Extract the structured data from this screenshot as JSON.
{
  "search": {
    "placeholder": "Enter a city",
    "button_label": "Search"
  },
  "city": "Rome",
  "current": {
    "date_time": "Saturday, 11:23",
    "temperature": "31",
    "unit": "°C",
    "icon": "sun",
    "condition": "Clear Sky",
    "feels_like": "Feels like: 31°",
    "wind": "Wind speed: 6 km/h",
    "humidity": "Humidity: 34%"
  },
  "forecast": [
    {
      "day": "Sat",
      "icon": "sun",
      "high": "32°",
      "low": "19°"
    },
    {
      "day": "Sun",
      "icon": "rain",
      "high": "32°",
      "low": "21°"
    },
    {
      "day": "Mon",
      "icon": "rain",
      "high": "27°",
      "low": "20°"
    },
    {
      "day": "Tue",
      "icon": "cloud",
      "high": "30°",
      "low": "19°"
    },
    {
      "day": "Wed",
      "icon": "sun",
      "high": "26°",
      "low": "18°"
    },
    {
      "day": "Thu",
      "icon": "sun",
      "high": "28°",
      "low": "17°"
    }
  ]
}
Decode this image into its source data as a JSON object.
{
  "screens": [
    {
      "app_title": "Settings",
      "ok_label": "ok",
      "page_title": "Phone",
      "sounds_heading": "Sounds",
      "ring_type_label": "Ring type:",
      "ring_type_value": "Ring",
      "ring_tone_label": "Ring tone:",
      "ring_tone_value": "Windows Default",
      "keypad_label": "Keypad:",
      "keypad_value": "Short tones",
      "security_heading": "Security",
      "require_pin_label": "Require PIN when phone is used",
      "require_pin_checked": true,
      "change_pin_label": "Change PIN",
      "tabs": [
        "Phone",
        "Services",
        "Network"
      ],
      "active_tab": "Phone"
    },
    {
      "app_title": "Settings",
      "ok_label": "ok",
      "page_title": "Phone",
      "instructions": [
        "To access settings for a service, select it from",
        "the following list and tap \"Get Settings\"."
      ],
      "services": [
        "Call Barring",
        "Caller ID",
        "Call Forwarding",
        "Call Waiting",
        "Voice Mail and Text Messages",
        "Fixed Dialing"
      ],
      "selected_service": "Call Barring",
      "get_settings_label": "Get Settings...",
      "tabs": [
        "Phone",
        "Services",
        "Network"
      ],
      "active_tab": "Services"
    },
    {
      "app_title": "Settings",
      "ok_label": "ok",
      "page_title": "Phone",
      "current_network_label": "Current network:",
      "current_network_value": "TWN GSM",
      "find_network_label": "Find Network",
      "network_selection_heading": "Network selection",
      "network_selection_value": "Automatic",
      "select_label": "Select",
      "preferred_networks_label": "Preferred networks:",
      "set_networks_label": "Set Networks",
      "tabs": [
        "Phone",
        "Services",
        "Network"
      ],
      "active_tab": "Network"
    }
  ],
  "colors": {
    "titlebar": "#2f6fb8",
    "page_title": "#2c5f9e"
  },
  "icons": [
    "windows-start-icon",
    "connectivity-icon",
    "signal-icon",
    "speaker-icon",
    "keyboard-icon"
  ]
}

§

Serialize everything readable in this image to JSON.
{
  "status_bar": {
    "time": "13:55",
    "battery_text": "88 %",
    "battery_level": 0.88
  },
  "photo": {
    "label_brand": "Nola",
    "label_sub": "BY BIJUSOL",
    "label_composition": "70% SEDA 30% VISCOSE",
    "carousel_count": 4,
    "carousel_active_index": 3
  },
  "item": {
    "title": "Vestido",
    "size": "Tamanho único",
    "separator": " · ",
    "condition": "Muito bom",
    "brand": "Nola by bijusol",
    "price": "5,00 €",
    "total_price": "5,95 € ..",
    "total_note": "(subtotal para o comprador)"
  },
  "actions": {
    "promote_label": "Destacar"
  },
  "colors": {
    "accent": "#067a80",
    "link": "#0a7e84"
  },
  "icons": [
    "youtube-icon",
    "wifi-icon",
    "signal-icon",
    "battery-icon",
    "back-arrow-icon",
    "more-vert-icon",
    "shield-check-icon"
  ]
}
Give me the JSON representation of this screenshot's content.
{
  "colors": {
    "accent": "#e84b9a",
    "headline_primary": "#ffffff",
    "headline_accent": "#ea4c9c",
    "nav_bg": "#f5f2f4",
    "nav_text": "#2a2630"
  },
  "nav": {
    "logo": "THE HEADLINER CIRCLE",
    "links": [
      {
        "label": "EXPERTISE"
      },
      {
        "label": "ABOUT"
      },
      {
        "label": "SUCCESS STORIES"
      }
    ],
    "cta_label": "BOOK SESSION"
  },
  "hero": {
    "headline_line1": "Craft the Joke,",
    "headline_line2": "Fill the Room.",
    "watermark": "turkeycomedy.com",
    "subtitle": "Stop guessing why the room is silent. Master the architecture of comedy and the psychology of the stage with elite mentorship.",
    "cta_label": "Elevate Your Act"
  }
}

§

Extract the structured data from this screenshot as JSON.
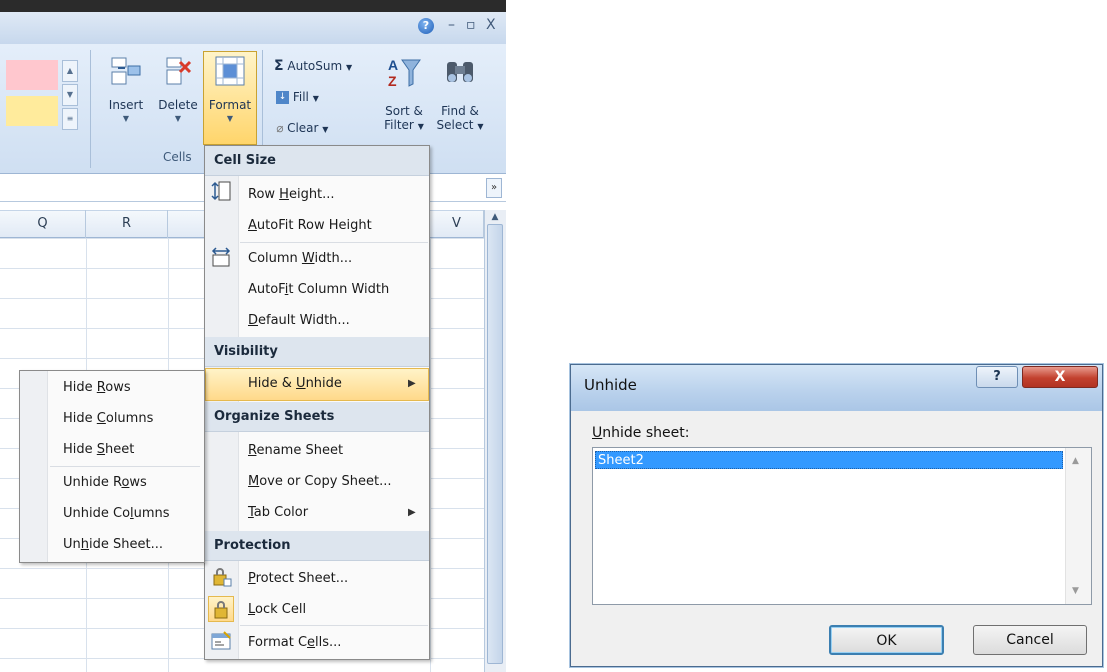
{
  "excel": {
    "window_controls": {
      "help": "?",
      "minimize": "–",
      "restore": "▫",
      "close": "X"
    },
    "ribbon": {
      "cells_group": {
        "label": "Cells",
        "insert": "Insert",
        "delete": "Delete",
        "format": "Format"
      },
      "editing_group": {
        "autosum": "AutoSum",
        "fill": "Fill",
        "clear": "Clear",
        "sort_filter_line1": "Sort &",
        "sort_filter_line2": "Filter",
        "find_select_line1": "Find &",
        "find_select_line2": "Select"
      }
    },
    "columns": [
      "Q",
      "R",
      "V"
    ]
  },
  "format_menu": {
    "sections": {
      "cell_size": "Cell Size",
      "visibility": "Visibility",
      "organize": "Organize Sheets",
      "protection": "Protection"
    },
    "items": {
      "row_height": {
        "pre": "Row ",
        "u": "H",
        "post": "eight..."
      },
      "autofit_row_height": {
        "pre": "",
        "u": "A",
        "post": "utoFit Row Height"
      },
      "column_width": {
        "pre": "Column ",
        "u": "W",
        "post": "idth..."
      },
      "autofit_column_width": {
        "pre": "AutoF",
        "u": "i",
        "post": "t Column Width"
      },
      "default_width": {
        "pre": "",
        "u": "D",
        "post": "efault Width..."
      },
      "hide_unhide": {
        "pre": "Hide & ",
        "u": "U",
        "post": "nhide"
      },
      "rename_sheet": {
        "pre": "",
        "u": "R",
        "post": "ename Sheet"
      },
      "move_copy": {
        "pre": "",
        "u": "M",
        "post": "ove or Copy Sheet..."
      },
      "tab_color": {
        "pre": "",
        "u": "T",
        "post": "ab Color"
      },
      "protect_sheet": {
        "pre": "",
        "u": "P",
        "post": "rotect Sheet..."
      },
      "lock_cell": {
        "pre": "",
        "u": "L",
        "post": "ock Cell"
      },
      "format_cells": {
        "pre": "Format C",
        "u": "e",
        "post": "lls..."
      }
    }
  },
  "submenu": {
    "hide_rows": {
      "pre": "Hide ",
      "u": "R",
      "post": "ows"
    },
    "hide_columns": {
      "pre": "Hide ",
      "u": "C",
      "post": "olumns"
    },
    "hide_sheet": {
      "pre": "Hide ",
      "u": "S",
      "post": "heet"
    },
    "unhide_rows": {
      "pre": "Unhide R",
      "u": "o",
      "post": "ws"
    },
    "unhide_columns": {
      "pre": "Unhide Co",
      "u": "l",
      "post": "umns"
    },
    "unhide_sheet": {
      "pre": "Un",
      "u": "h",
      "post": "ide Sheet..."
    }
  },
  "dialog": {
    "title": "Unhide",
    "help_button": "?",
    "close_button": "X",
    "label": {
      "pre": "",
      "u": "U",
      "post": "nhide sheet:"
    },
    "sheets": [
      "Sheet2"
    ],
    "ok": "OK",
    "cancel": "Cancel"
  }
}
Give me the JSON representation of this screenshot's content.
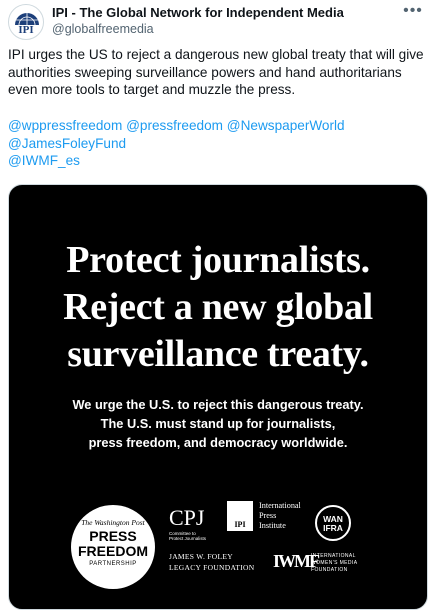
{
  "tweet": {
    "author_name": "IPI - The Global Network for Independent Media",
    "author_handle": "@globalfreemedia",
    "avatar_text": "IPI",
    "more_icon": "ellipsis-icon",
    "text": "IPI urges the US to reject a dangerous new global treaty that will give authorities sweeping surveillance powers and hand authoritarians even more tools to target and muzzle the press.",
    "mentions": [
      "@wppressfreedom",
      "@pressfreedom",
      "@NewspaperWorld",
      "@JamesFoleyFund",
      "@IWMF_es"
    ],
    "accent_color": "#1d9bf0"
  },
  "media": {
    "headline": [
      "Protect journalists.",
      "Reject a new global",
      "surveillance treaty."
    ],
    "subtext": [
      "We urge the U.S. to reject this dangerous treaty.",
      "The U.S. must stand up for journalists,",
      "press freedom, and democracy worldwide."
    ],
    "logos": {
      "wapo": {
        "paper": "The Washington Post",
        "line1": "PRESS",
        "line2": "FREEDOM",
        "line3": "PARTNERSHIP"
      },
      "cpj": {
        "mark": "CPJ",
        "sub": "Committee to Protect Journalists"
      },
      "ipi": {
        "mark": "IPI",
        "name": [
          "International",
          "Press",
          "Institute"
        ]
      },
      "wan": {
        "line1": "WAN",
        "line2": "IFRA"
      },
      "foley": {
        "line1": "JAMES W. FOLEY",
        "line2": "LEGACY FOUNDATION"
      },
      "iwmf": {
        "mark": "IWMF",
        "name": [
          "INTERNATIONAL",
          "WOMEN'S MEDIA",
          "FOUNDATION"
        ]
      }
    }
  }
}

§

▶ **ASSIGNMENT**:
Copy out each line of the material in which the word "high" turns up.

▶ **TASK RESPONSE**:
      "high": "32°",
      "high": "32°",
      "high": "27°",
      "high": "30°",
      "high": "26°",
      "high": "28°",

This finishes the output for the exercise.